▶ Task statement
When you reproduce the listing below, keep every entry exactly as written.

▶ Source data
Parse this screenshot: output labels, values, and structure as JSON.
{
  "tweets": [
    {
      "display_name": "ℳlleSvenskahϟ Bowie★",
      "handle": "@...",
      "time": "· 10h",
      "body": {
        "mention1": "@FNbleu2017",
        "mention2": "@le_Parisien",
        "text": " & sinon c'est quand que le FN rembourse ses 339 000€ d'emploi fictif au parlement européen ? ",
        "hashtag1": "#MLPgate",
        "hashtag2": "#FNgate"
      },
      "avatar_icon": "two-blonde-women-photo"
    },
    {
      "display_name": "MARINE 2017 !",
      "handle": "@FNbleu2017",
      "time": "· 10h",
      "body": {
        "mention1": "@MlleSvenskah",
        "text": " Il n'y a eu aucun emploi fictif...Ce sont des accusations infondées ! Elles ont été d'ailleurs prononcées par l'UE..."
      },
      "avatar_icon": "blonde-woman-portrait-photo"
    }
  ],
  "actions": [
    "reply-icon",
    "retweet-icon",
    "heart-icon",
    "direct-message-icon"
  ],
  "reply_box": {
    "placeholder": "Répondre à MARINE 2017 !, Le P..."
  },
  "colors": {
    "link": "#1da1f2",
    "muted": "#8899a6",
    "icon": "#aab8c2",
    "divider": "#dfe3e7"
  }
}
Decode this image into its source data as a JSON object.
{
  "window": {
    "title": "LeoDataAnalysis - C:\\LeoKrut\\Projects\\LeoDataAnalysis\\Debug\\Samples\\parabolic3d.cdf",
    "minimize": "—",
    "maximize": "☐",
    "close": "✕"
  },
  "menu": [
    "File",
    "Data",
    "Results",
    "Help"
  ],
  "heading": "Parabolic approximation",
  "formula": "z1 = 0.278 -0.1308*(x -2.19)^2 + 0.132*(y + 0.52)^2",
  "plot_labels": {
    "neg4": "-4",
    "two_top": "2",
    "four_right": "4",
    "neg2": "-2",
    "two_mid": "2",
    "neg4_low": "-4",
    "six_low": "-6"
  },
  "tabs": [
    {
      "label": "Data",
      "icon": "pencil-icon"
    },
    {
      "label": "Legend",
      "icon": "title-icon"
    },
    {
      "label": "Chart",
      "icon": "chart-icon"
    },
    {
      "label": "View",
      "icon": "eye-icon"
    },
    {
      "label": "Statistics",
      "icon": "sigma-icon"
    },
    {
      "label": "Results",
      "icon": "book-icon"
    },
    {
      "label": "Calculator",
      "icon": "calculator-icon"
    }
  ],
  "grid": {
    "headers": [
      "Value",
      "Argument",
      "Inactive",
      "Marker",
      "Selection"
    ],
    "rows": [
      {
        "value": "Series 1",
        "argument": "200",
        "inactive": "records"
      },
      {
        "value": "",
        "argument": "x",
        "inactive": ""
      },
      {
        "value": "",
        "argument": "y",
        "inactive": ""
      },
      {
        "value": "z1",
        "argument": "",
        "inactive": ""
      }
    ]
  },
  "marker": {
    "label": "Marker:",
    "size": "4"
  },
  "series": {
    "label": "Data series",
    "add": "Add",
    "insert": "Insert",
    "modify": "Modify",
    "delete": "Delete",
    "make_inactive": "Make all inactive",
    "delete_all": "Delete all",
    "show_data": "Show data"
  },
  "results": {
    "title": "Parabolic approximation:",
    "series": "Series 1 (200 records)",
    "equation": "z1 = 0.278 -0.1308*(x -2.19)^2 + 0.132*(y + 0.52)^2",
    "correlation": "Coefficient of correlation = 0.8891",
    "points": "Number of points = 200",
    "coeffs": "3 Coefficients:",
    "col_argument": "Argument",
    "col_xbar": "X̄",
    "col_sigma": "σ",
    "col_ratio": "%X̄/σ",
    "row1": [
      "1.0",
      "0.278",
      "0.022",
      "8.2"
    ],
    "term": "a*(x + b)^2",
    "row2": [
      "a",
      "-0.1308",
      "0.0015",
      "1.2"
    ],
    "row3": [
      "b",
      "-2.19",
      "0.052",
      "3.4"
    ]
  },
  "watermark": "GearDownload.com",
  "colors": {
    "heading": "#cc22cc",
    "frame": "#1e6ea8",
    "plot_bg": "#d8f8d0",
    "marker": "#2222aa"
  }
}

▶ Response for this exercise
Parse this screenshot: output labels, values, and structure as JSON.
{
  "tweets": [
    {
      "display_name": "ℳlleSvenskahϟ Bowie★",
      "handle": "@...",
      "time": "· 10h",
      "body": {
        "mention1": "@FNbleu2017",
        "mention2": "@le_Parisien",
        "text": " & sinon c'est quand que le FN rembourse ses 339 000€ d'emploi fictif au parlement européen ? ",
        "hashtag1": "#MLPgate",
        "hashtag2": "#FNgate"
      },
      "avatar_icon": "two-blonde-women-photo"
    },
    {
      "display_name": "MARINE 2017 !",
      "handle": "@FNbleu2017",
      "time": "· 10h",
      "body": {
        "mention1": "@MlleSvenskah",
        "text": " Il n'y a eu aucun emploi fictif...Ce sont des accusations infondées ! Elles ont été d'ailleurs prononcées par l'UE..."
      },
      "avatar_icon": "blonde-woman-portrait-photo"
    }
  ],
  "actions": [
    "reply-icon",
    "retweet-icon",
    "heart-icon",
    "direct-message-icon"
  ],
  "reply_box": {
    "placeholder": "Répondre à MARINE 2017 !, Le P..."
  },
  "colors": {
    "link": "#1da1f2",
    "muted": "#8899a6",
    "icon": "#aab8c2",
    "divider": "#dfe3e7"
  }
}
Decode this image into its source data as a JSON object.
{
  "window": {
    "title": "LeoDataAnalysis - C:\\LeoKrut\\Projects\\LeoDataAnalysis\\Debug\\Samples\\parabolic3d.cdf",
    "minimize": "—",
    "maximize": "☐",
    "close": "✕"
  },
  "menu": [
    "File",
    "Data",
    "Results",
    "Help"
  ],
  "heading": "Parabolic approximation",
  "formula": "z1 = 0.278 -0.1308*(x -2.19)^2 + 0.132*(y + 0.52)^2",
  "plot_labels": {
    "neg4": "-4",
    "two_top": "2",
    "four_right": "4",
    "neg2": "-2",
    "two_mid": "2",
    "neg4_low": "-4",
    "six_low": "-6"
  },
  "tabs": [
    {
      "label": "Data",
      "icon": "pencil-icon"
    },
    {
      "label": "Legend",
      "icon": "title-icon"
    },
    {
      "label": "Chart",
      "icon": "chart-icon"
    },
    {
      "label": "View",
      "icon": "eye-icon"
    },
    {
      "label": "Statistics",
      "icon": "sigma-icon"
    },
    {
      "label": "Results",
      "icon": "book-icon"
    },
    {
      "label": "Calculator",
      "icon": "calculator-icon"
    }
  ],
  "grid": {
    "headers": [
      "Value",
      "Argument",
      "Inactive",
      "Marker",
      "Selection"
    ],
    "rows": [
      {
        "value": "Series 1",
        "argument": "200",
        "inactive": "records"
      },
      {
        "value": "",
        "argument": "x",
        "inactive": ""
      },
      {
        "value": "",
        "argument": "y",
        "inactive": ""
      },
      {
        "value": "z1",
        "argument": "",
        "inactive": ""
      }
    ]
  },
  "marker": {
    "label": "Marker:",
    "size": "4"
  },
  "series": {
    "label": "Data series",
    "add": "Add",
    "insert": "Insert",
    "modify": "Modify",
    "delete": "Delete",
    "make_inactive": "Make all inactive",
    "delete_all": "Delete all",
    "show_data": "Show data"
  },
  "results": {
    "title": "Parabolic approximation:",
    "series": "Series 1 (200 records)",
    "equation": "z1 = 0.278 -0.1308*(x -2.19)^2 + 0.132*(y + 0.52)^2",
    "correlation": "Coefficient of correlation = 0.8891",
    "points": "Number of points = 200",
    "coeffs": "3 Coefficients:",
    "col_argument": "Argument",
    "col_xbar": "X̄",
    "col_sigma": "σ",
    "col_ratio": "%X̄/σ",
    "row1": [
      "1.0",
      "0.278",
      "0.022",
      "8.2"
    ],
    "term": "a*(x + b)^2",
    "row2": [
      "a",
      "-0.1308",
      "0.0015",
      "1.2"
    ],
    "row3": [
      "b",
      "-2.19",
      "0.052",
      "3.4"
    ]
  },
  "watermark": "GearDownload.com",
  "colors": {
    "heading": "#cc22cc",
    "frame": "#1e6ea8",
    "plot_bg": "#d8f8d0",
    "marker": "#2222aa"
  }
}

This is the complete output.